Vermont is renowned for its cheese, but for artist Sam Raines it’s mostly about the cows. Raines paints abstract animal portraits, mostly of the iconic Holstein dairy cattle that graze the pastureland near his Vermont studio. From their black and white hides emerge a myriad of textures and colors.
Raines was surrounded by art from a young age, spending long hours staring at paintings by Spanish surrealists and French impressionists, finding inspiration in Claude Monet‘s series on the Rouen Cathedral, which the French artist depicted during different times of day and year. Like Monet, Raines often paints the same subject in different settings and seasons. But, rather than the Rouen Cathedral, the Vermont painter portrays cows like Fiona, Elsie, and Sadie, whose images manifest in the colors of the countryside, an ordered mess of blues, greens, reds, and yellows.
“I keep as little of the basic structure and pattern of the cow as necessary,” he tells Creators. “Sometimes a push and pull of what is revealed as a cow to the viewer happens. I guess it depends on how much people are tuned into trying to see something.”
Though he’s never lived or worked on a farm himself, Raines says he’s always been drawn to animals in the countryside around him. He works simply, from memory, using acrylic paint, knives, and brushes to balance the colors and give the cows a weight that makes them rise off the canvas.
“I have spent a lot of time over-thinking art, trying to get at something,” he says. “The large colorful cows bring in some of those elements but are primarily meant to be beautiful and fun, not too complicated.
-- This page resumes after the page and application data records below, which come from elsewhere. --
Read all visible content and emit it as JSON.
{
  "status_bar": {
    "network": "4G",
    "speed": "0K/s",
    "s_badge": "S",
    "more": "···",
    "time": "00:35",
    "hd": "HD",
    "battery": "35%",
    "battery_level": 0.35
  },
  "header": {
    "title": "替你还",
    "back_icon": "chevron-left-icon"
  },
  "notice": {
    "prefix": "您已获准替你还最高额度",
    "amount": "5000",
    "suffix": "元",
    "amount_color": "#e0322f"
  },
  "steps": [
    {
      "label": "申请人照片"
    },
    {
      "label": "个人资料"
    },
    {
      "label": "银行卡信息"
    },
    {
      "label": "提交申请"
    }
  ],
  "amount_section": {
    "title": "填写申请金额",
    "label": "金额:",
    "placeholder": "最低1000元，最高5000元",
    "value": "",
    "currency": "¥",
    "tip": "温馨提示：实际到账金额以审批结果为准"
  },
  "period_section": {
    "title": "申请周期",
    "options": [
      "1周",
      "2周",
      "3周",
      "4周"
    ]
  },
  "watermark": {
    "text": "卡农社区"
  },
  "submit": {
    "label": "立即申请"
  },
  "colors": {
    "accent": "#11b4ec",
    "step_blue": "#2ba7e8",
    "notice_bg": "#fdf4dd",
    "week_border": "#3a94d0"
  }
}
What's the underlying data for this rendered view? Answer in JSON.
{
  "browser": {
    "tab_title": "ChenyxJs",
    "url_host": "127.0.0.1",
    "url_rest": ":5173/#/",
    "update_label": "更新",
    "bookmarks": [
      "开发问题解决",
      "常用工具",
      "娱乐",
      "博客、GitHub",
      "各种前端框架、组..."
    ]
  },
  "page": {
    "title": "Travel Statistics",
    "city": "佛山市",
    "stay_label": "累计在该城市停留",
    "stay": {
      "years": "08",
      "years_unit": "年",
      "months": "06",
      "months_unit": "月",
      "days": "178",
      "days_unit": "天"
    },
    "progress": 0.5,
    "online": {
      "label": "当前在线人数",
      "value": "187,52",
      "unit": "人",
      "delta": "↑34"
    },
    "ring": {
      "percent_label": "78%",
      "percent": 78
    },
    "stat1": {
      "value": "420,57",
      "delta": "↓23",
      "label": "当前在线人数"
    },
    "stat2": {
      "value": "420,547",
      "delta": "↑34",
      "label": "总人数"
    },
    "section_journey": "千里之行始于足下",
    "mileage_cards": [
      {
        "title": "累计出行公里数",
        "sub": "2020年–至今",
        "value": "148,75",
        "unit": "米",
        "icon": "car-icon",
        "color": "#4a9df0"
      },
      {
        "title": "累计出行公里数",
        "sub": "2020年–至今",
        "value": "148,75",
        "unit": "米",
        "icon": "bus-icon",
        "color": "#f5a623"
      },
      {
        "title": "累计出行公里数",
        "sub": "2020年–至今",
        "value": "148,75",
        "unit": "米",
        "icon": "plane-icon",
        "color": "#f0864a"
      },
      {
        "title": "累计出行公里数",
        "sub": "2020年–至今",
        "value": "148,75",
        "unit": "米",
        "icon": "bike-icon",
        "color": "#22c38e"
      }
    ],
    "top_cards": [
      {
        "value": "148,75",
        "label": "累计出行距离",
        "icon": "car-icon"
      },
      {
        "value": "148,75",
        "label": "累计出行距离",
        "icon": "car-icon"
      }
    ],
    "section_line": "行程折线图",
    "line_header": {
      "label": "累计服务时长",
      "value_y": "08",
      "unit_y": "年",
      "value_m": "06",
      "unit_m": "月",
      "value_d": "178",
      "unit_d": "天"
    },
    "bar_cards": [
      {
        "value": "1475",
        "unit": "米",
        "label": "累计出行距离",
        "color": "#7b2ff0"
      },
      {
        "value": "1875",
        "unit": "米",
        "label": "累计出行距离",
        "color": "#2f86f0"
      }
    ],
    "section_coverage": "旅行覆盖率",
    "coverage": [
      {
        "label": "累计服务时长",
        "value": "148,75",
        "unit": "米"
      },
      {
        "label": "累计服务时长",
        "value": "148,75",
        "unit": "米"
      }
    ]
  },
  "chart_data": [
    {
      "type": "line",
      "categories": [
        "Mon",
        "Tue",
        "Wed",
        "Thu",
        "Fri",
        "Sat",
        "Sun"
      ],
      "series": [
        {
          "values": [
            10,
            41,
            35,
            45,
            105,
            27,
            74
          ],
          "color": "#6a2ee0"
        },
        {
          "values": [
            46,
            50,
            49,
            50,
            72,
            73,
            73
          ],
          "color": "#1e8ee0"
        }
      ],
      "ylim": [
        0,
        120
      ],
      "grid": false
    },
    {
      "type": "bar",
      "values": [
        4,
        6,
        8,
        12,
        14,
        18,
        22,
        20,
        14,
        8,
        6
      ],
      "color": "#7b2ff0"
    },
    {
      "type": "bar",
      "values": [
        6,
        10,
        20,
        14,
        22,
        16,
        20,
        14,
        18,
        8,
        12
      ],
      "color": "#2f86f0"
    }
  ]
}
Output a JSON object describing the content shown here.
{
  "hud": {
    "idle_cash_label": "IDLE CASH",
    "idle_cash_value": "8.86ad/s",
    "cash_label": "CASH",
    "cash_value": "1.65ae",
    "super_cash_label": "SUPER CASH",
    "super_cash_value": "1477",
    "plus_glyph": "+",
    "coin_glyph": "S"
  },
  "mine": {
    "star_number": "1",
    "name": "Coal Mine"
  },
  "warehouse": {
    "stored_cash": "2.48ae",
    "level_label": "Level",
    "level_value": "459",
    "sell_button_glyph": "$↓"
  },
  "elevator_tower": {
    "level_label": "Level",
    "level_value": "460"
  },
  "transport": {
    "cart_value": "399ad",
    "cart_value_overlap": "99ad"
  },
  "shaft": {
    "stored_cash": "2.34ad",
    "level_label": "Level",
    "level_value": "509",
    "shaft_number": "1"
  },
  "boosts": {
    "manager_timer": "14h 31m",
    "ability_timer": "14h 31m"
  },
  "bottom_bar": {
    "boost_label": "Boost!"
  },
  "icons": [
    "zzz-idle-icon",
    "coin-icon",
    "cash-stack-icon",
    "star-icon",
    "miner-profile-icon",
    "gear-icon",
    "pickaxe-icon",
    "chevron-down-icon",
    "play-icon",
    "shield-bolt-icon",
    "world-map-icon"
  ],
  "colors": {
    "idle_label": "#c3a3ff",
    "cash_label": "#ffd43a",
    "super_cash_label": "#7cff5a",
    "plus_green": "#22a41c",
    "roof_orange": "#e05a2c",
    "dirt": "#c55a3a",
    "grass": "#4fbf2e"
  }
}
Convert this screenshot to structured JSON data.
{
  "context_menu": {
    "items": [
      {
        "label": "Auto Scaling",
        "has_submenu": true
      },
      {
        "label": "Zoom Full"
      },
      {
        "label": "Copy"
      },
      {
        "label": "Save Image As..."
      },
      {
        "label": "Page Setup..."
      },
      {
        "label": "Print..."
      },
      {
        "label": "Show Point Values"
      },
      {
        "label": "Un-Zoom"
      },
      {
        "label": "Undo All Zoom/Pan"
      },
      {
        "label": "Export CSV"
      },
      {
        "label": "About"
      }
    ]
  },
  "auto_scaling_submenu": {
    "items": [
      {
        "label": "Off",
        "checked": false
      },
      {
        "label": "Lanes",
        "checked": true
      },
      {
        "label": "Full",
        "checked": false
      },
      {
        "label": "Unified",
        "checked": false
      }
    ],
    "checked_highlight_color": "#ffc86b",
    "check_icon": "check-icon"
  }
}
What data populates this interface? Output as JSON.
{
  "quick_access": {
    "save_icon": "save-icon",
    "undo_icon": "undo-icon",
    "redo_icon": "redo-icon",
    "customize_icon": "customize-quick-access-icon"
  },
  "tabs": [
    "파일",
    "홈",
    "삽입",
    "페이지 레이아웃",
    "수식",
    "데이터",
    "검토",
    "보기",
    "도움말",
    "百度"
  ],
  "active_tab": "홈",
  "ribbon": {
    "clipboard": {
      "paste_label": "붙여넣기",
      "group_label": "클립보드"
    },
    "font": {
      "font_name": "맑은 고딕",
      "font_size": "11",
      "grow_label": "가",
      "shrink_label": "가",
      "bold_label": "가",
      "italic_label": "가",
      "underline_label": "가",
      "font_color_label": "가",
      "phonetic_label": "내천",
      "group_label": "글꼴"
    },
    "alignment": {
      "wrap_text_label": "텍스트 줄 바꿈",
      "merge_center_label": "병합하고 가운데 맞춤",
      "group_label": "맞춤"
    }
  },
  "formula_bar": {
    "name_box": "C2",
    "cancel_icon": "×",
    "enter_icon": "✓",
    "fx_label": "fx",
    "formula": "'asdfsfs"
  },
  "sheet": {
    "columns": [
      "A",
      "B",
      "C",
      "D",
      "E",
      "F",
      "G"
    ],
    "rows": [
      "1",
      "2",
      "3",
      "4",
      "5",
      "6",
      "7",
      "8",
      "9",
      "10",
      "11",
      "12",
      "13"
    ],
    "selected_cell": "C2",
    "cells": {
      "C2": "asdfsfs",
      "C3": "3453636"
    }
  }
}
I spend plenty of time trying to be serious and overly complicated with some of my other work.”
See more of Sam Raines’ work on his Etsy page.